Den Haag, ZH, 2514 AP
Netherlands

Museum Meermanno | Huis van het boek (vroeger Meermanno-Westreenianum) is het oudste boekenmuseum ter wereld. Het is gevestigd in het voormalige woonhuis van de stichter van het museum Willem Hendrik Jacob baron van Westreenen van Tiellandt (1783-1848) aan de Prinsessegracht in Den Haag en richt zich op het geschreven en gedrukte boek in al zijn vormen, in heden en verleden. De ontwikkeling van de vormgeving van zowel oude als moderne boeken staat daarbij centraal.

Cork model of the Temple of Vesta

CORK MODEL OF THE TEMPLE OF VESTA

Cork model of the Temple of Vesta [Inv.nr. 1220/U]

Cork model of the Temple of Vesta [Inv.nr. 1220/U]

Situated on a high cliff in Tivoli, a small town in the vicinity of Rome, is a round temple dedicated to Vesta, the goddess of the hearth. This temple has been a tourist attraction for many centuries.

Anyone visiting this temple today would probably take a photo or film it, but before the invention of photography travellers bought prints or drawings as souvenirs. However, when interest in classical architecture began to revive from the second half of the 18th century onwards, travellers needed to be able to study representations of the most important monuments in three-dimensional form – even after they had returned home.

This need was met by cork models made to scale. They were manufactured using a technique which had been in existence for some time; it was already widely employed for the production of Christmas cribs in the kingdom of Naples. Cork models of classical buildings became fashionable during the second half of the 18th century even though they were highly priced. Not only were the models expensive, but the cost of transporting them home was also high.

One of the best-known cork modellers was the Italian Antonio Chichi, who had a very keen eye for detail. He copied the Temple of Vesta with great care, including the moss on the roof and the ground. The model reproduced the buildings in a state of ruin and covered in undergrowth, emphasising that even the Roman civilization had fallen into decline, despite its greatness. 

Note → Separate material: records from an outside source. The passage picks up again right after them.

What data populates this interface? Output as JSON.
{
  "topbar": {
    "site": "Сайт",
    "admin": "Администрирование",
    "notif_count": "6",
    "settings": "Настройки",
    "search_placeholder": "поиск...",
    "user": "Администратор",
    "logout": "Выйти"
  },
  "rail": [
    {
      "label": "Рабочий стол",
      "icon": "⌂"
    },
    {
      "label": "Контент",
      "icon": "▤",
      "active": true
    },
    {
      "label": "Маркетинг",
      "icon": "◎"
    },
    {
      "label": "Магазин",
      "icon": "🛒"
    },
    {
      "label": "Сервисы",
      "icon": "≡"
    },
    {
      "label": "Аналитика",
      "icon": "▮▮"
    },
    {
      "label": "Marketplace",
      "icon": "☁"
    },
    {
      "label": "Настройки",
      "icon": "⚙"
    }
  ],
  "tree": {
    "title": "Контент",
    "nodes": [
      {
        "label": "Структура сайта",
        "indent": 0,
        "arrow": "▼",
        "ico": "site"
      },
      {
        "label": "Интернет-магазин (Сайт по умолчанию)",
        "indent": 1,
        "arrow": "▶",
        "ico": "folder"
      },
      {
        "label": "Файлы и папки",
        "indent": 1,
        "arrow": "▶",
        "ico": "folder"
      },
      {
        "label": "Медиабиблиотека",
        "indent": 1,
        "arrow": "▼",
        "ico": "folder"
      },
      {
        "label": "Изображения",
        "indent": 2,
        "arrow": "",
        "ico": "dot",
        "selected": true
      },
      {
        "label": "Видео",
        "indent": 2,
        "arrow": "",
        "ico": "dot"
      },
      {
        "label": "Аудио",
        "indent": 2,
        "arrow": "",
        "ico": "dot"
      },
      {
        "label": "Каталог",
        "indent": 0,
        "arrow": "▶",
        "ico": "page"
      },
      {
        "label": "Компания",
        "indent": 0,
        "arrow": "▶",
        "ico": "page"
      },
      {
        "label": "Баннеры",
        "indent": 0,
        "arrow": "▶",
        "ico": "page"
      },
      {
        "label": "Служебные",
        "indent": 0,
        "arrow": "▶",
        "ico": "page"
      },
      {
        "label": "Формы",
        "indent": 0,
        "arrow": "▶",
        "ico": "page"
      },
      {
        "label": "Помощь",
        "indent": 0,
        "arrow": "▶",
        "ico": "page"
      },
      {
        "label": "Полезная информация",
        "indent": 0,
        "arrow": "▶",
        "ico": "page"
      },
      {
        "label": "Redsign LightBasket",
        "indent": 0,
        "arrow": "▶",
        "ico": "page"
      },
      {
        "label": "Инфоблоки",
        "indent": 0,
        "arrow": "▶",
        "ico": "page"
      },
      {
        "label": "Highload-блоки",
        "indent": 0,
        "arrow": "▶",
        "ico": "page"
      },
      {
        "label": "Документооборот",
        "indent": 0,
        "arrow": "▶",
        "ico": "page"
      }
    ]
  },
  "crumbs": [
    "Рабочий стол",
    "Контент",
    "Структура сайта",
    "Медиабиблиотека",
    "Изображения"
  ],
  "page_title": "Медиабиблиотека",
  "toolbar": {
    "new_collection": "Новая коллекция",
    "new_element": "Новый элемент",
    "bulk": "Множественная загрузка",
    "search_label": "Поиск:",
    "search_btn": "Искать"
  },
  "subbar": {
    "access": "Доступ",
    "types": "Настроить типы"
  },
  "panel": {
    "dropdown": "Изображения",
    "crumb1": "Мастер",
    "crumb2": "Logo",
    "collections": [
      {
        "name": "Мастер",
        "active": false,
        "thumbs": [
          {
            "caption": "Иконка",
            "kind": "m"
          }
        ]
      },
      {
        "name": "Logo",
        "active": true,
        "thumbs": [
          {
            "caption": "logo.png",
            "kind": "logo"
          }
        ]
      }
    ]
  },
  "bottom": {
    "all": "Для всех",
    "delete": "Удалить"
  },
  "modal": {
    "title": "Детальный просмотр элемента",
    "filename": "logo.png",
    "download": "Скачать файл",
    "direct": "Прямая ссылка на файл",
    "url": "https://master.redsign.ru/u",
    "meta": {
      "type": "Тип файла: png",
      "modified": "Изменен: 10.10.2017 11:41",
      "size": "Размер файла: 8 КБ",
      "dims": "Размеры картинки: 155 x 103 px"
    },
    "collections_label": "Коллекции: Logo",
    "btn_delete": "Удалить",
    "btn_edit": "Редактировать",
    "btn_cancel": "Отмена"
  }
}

The Museum Meermanno at one time owned four of these cork models; only this one has withstood the ravages of time. Dating from the last quarter of the 18th century, they were bought at a later date from other Dutch collections by Baron van Westreenen.